Last week the country has had some exceptional news about the standards of literacy that our children are attaining. In short, our youngsters are getting better at reading. Much better.
I felt the significance of this news even more keenly than I ordinarily might because that day one of my daughters had woken me at 0545 and asked that I read her Roald Dahl’s The Magic Finger. It’d been a long week, with some late nights debating the EU Withdrawal Bill in the House of Commons, and a pre-dawn call for reading time was not something I had planned.
But the years when our children ask to be read to are short. So as the sun rose slowly behind thick December clouds we both enjoyed the wonderful – and slightly disturbing – words of Dahl.
Reading might not be everything but in education it is very nearly everything. Without reasonable reading skills a great deal of what comes next is closed off making it harder and harder for young people to keep up with their peers.
So it was with some joy that I welcomed the news that the reforms that the Conservatives introduced in 2010 are working. After the Election in that year it was decided that schools should use phonics to teach children to read. In the first Phonics Check in 2012 just 58% of six-year-olds reached the pass mark. Now, only five years later, 81% of six-year-olds reach that standard, with 92% having reached it by the end of Year 2.
New international tests have confirmed that reading standards in England are now the best in a generation. We have jumped up the international league tables for reading, reaching our highest position since the league was introduced.
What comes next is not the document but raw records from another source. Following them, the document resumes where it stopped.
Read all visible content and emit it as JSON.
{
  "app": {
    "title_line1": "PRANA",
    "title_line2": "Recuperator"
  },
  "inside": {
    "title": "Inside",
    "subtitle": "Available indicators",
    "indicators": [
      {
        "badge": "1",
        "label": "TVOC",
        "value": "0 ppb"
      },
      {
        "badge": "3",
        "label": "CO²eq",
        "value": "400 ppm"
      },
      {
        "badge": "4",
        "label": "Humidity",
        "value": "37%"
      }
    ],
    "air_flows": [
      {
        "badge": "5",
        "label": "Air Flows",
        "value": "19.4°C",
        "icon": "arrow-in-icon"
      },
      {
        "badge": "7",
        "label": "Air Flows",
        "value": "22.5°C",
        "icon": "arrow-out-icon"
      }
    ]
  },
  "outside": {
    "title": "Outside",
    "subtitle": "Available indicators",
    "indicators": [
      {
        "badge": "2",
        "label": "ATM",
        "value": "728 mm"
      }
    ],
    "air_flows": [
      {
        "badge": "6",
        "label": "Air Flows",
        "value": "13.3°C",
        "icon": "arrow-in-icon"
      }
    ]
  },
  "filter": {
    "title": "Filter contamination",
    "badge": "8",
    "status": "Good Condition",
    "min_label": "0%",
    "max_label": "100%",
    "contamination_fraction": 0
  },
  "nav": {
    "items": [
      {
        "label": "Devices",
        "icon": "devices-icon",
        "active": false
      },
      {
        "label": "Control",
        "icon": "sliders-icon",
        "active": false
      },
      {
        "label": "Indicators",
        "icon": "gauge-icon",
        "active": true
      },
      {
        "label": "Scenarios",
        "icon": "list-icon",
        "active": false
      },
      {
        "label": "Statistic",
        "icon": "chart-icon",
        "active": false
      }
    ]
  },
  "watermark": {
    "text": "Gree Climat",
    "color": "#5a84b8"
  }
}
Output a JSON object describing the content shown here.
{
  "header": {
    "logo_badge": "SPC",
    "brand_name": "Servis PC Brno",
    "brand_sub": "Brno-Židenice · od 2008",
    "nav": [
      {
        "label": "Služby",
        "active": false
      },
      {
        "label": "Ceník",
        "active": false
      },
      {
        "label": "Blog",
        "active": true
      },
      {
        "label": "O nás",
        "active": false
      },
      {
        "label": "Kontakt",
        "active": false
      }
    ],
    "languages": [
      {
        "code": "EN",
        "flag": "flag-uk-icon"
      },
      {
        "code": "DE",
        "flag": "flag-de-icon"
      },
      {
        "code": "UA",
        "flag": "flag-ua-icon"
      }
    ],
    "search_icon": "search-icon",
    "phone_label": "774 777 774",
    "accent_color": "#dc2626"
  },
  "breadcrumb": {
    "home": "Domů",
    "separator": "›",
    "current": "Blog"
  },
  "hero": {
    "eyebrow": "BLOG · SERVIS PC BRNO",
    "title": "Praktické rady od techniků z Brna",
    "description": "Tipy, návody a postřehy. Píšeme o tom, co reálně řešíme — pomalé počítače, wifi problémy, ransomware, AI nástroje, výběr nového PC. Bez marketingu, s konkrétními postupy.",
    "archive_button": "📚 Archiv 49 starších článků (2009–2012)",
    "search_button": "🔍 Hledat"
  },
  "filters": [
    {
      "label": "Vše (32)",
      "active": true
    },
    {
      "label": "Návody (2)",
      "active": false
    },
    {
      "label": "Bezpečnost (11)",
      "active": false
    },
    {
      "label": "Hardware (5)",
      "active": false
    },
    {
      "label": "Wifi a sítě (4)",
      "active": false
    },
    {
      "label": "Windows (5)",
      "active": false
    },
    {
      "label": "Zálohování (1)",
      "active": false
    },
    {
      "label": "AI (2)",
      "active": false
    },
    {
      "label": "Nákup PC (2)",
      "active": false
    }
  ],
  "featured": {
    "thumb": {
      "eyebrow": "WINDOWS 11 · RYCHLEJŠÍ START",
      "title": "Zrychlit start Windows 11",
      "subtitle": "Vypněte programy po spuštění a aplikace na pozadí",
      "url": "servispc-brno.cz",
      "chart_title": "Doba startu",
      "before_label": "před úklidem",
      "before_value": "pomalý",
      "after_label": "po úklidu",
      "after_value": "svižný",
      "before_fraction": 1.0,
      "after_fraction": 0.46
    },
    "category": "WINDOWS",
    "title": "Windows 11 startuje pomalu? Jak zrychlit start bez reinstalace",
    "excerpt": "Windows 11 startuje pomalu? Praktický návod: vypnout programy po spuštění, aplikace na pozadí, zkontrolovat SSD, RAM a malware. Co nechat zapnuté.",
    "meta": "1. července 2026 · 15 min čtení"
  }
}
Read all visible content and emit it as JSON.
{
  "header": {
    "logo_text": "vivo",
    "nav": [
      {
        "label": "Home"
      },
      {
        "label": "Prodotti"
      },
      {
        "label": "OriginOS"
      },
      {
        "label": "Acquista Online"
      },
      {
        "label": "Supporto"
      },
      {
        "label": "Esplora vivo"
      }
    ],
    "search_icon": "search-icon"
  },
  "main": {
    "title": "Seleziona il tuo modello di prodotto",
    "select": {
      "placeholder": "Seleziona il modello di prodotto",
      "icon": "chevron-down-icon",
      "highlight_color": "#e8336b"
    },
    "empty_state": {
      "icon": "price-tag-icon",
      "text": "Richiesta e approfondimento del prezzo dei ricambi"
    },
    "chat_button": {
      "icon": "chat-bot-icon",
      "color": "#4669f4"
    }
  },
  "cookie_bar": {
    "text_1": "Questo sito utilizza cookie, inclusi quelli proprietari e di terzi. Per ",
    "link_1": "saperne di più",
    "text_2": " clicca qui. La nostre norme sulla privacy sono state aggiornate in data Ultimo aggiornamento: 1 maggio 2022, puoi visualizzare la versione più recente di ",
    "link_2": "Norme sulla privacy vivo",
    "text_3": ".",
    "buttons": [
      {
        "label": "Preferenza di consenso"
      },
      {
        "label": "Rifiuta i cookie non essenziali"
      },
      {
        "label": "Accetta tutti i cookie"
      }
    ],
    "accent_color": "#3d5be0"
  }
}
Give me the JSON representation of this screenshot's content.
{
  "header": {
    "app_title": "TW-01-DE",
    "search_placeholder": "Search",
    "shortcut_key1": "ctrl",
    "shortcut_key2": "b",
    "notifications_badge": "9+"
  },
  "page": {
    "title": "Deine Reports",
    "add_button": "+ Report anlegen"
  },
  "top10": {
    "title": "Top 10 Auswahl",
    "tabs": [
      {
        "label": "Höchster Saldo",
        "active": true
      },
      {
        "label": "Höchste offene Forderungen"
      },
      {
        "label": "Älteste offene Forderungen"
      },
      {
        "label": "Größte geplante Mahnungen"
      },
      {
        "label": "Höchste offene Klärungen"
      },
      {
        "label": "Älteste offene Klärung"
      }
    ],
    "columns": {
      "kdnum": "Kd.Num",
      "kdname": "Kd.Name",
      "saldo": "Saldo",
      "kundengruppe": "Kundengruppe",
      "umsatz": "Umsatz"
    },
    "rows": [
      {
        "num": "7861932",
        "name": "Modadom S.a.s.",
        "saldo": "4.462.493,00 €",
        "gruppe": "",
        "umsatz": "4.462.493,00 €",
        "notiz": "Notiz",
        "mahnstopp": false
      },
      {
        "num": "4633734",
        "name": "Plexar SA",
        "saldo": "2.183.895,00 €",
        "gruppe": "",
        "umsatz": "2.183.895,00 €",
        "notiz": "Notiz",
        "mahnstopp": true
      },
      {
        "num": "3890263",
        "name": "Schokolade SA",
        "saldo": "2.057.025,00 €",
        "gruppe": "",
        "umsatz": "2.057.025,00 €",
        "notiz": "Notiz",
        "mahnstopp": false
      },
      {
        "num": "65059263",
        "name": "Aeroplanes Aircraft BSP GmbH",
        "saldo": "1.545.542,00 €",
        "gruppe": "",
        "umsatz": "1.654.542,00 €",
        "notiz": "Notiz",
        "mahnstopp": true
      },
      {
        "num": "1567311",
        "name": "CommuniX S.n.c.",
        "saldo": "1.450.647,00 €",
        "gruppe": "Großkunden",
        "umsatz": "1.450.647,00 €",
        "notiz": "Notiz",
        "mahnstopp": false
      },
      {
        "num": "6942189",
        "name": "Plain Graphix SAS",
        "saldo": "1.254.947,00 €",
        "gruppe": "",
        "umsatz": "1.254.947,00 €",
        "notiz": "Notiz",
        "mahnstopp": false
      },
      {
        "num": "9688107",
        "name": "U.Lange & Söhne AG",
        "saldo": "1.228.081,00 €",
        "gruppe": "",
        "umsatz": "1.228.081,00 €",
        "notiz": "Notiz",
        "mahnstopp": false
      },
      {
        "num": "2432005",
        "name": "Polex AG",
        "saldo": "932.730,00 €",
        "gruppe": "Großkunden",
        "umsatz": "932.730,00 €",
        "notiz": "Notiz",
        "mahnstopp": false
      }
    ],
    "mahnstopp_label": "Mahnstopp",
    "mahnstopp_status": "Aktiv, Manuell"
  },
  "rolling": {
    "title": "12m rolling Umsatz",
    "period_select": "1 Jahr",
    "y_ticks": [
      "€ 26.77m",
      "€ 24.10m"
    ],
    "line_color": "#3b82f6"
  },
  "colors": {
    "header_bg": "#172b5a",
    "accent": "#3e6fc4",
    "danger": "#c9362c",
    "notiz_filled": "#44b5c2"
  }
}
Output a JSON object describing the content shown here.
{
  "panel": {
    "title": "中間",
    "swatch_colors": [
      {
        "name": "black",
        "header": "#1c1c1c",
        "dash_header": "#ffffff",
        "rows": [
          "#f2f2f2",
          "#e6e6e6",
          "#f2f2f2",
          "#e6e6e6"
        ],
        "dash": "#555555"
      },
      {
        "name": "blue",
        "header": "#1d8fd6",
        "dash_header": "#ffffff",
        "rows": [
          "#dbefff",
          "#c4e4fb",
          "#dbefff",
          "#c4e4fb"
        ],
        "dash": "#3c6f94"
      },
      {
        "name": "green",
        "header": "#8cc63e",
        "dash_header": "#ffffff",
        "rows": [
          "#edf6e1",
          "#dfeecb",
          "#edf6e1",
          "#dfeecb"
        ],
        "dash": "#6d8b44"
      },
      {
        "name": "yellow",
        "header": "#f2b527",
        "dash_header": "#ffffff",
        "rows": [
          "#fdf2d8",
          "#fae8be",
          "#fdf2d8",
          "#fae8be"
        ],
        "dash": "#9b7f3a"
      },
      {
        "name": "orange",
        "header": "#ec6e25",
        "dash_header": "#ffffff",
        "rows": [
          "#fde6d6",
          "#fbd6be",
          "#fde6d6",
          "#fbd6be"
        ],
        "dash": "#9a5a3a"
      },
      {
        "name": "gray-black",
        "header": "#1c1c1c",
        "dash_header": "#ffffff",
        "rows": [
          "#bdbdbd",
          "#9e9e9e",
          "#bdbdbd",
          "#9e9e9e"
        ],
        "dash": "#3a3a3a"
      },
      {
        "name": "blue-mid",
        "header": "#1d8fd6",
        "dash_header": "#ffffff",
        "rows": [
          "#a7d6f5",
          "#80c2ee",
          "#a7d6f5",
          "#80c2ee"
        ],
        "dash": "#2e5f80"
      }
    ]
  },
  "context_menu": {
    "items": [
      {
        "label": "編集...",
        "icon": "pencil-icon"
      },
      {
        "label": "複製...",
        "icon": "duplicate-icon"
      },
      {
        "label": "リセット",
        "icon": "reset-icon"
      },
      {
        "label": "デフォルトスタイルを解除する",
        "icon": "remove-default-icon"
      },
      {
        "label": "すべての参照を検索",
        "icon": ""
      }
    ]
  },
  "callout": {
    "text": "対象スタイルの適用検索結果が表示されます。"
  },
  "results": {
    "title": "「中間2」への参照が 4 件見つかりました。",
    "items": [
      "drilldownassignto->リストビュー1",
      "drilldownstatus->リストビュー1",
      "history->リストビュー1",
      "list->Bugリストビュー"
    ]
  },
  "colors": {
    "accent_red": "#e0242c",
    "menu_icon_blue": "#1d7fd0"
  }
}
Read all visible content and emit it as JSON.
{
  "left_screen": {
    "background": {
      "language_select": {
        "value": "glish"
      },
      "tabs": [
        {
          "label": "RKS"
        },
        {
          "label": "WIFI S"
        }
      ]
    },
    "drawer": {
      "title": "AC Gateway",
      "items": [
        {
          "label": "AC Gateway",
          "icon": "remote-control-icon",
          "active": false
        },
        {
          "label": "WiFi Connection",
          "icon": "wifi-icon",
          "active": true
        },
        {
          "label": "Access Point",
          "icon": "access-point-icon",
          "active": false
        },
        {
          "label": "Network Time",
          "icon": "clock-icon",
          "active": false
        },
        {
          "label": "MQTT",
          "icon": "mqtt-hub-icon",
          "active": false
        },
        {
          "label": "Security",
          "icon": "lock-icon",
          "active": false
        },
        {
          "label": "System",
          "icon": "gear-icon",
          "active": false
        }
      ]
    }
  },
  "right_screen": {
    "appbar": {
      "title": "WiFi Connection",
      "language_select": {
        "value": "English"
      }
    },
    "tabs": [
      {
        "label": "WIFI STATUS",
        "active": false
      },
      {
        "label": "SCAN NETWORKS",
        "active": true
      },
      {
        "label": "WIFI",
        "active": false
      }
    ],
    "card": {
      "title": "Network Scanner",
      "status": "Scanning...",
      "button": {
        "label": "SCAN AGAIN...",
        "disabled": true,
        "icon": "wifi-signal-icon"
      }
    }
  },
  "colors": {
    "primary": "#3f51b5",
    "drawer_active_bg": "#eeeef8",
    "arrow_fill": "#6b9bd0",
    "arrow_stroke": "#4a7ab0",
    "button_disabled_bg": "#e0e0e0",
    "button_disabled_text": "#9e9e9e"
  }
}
There is always further to go but these results show how the great work of our teachers and pupils learning within this framework is starting to pay off.